* [PROBLEM DETAILS]:
The listing below is to be duplicated exactly, with every picture omitted.

* [SUPPLIED DATA]:
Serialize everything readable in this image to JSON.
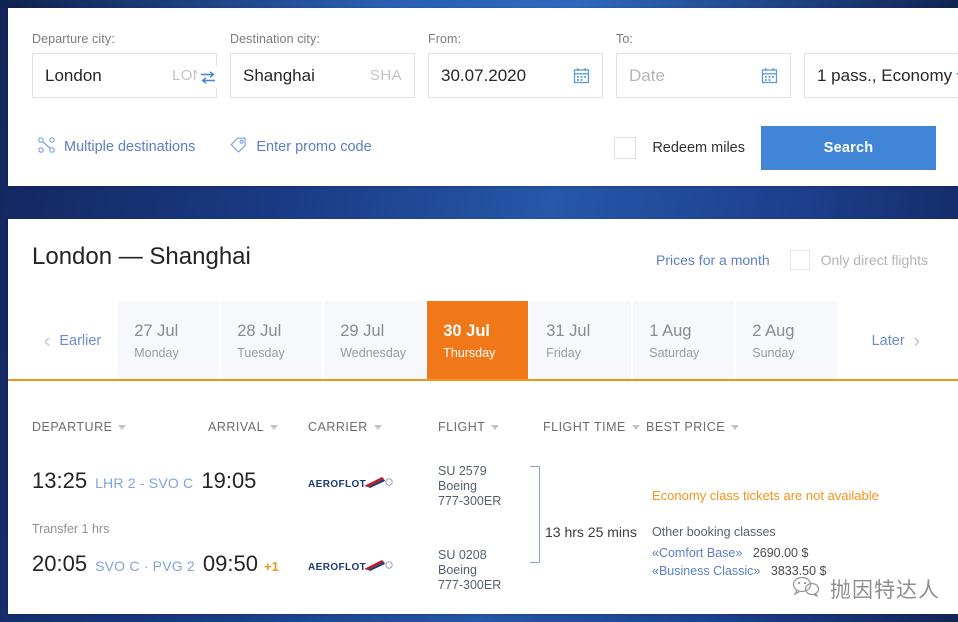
{
  "search": {
    "departure": {
      "label": "Departure city:",
      "value": "London",
      "code": "LON"
    },
    "destination": {
      "label": "Destination city:",
      "value": "Shanghai",
      "code": "SHA"
    },
    "from": {
      "label": "From:",
      "value": "30.07.2020"
    },
    "to": {
      "label": "To:",
      "placeholder": "Date"
    },
    "passengers": {
      "value": "1 pass., Economy"
    },
    "multiple_destinations": "Multiple destinations",
    "promo_code": "Enter promo code",
    "redeem_miles": "Redeem miles",
    "search_button": "Search",
    "icons": {
      "swap": "swap-arrows-icon",
      "calendar": "calendar-icon",
      "dropdown": "chevron-down-icon",
      "multi": "multiple-destinations-icon",
      "promo": "promo-tag-icon"
    }
  },
  "results": {
    "route_title": "London — Shanghai",
    "prices_for_month": "Prices for a month",
    "only_direct": "Only direct flights",
    "earlier": "Earlier",
    "later": "Later",
    "days": [
      {
        "date": "27 Jul",
        "weekday": "Monday",
        "active": false
      },
      {
        "date": "28 Jul",
        "weekday": "Tuesday",
        "active": false
      },
      {
        "date": "29 Jul",
        "weekday": "Wednesday",
        "active": false
      },
      {
        "date": "30 Jul",
        "weekday": "Thursday",
        "active": true
      },
      {
        "date": "31 Jul",
        "weekday": "Friday",
        "active": false
      },
      {
        "date": "1 Aug",
        "weekday": "Saturday",
        "active": false
      },
      {
        "date": "2 Aug",
        "weekday": "Sunday",
        "active": false
      }
    ],
    "columns": [
      "DEPARTURE",
      "ARRIVAL",
      "CARRIER",
      "FLIGHT",
      "FLIGHT TIME",
      "BEST PRICE"
    ],
    "itinerary": {
      "segments": [
        {
          "depart_time": "13:25",
          "ports": "LHR 2 - SVO C",
          "arrive_time": "19:05",
          "plus_days": "",
          "carrier": "AEROFLOT",
          "flight_number": "SU 2579",
          "aircraft": "Boeing 777-300ER"
        },
        {
          "depart_time": "20:05",
          "ports": "SVO C · PVG 2",
          "arrive_time": "09:50",
          "plus_days": "+1",
          "carrier": "AEROFLOT",
          "flight_number": "SU 0208",
          "aircraft": "Boeing 777-300ER"
        }
      ],
      "transfer": "Transfer 1 hrs",
      "total_flight_time": "13 hrs 25 mins",
      "price": {
        "unavailable_note": "Economy class tickets are not available",
        "other_classes_label": "Other booking classes",
        "classes": [
          {
            "name": "«Comfort Base»",
            "price": "2690.00 $"
          },
          {
            "name": "«Business Classic»",
            "price": "3833.50 $"
          }
        ]
      }
    }
  },
  "watermark": {
    "text": "抛因特达人",
    "icon": "wechat-bubble-icon"
  },
  "colors": {
    "accent_blue": "#4186d6",
    "link_blue": "#5b7fc7",
    "active_orange": "#f07818",
    "rule_orange": "#f0951b"
  }
}
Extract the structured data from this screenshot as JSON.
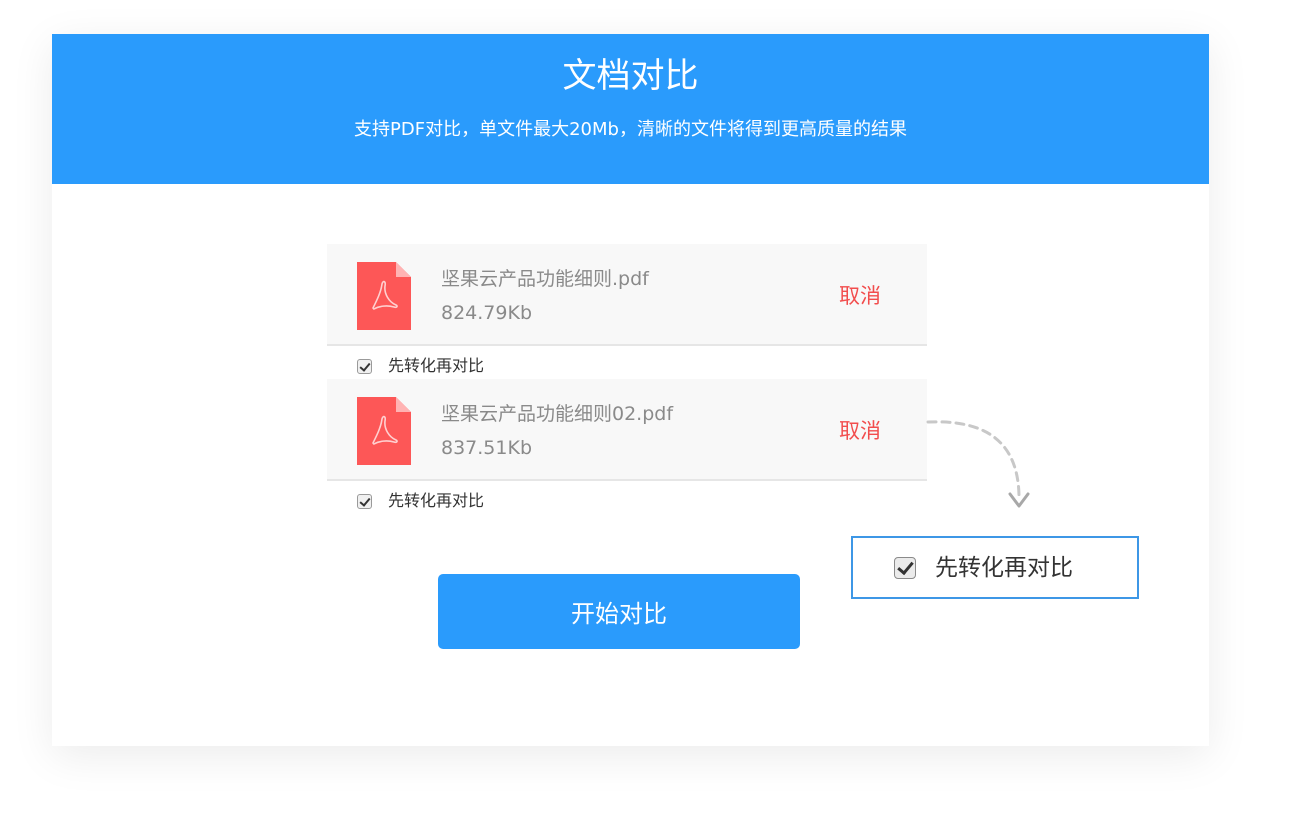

* [RESPONSE BOX]:
Serialize everything readable in this image to JSON.
{
  "search": {
    "departure": {
      "label": "Departure city:",
      "value": "London",
      "code": "LON"
    },
    "destination": {
      "label": "Destination city:",
      "value": "Shanghai",
      "code": "SHA"
    },
    "from": {
      "label": "From:",
      "value": "30.07.2020"
    },
    "to": {
      "label": "To:",
      "placeholder": "Date"
    },
    "passengers": {
      "value": "1 pass., Economy"
    },
    "multiple_destinations": "Multiple destinations",
    "promo_code": "Enter promo code",
    "redeem_miles": "Redeem miles",
    "search_button": "Search",
    "icons": {
      "swap": "swap-arrows-icon",
      "calendar": "calendar-icon",
      "dropdown": "chevron-down-icon",
      "multi": "multiple-destinations-icon",
      "promo": "promo-tag-icon"
    }
  },
  "results": {
    "route_title": "London — Shanghai",
    "prices_for_month": "Prices for a month",
    "only_direct": "Only direct flights",
    "earlier": "Earlier",
    "later": "Later",
    "days": [
      {
        "date": "27 Jul",
        "weekday": "Monday",
        "active": false
      },
      {
        "date": "28 Jul",
        "weekday": "Tuesday",
        "active": false
      },
      {
        "date": "29 Jul",
        "weekday": "Wednesday",
        "active": false
      },
      {
        "date": "30 Jul",
        "weekday": "Thursday",
        "active": true
      },
      {
        "date": "31 Jul",
        "weekday": "Friday",
        "active": false
      },
      {
        "date": "1 Aug",
        "weekday": "Saturday",
        "active": false
      },
      {
        "date": "2 Aug",
        "weekday": "Sunday",
        "active": false
      }
    ],
    "columns": [
      "DEPARTURE",
      "ARRIVAL",
      "CARRIER",
      "FLIGHT",
      "FLIGHT TIME",
      "BEST PRICE"
    ],
    "itinerary": {
      "segments": [
        {
          "depart_time": "13:25",
          "ports": "LHR 2 - SVO C",
          "arrive_time": "19:05",
          "plus_days": "",
          "carrier": "AEROFLOT",
          "flight_number": "SU 2579",
          "aircraft": "Boeing 777-300ER"
        },
        {
          "depart_time": "20:05",
          "ports": "SVO C · PVG 2",
          "arrive_time": "09:50",
          "plus_days": "+1",
          "carrier": "AEROFLOT",
          "flight_number": "SU 0208",
          "aircraft": "Boeing 777-300ER"
        }
      ],
      "transfer": "Transfer 1 hrs",
      "total_flight_time": "13 hrs 25 mins",
      "price": {
        "unavailable_note": "Economy class tickets are not available",
        "other_classes_label": "Other booking classes",
        "classes": [
          {
            "name": "«Comfort Base»",
            "price": "2690.00 $"
          },
          {
            "name": "«Business Classic»",
            "price": "3833.50 $"
          }
        ]
      }
    }
  },
  "watermark": {
    "text": "抛因特达人",
    "icon": "wechat-bubble-icon"
  },
  "colors": {
    "accent_blue": "#4186d6",
    "link_blue": "#5b7fc7",
    "active_orange": "#f07818",
    "rule_orange": "#f0951b"
  }
}
Extract the structured data from this screenshot as JSON.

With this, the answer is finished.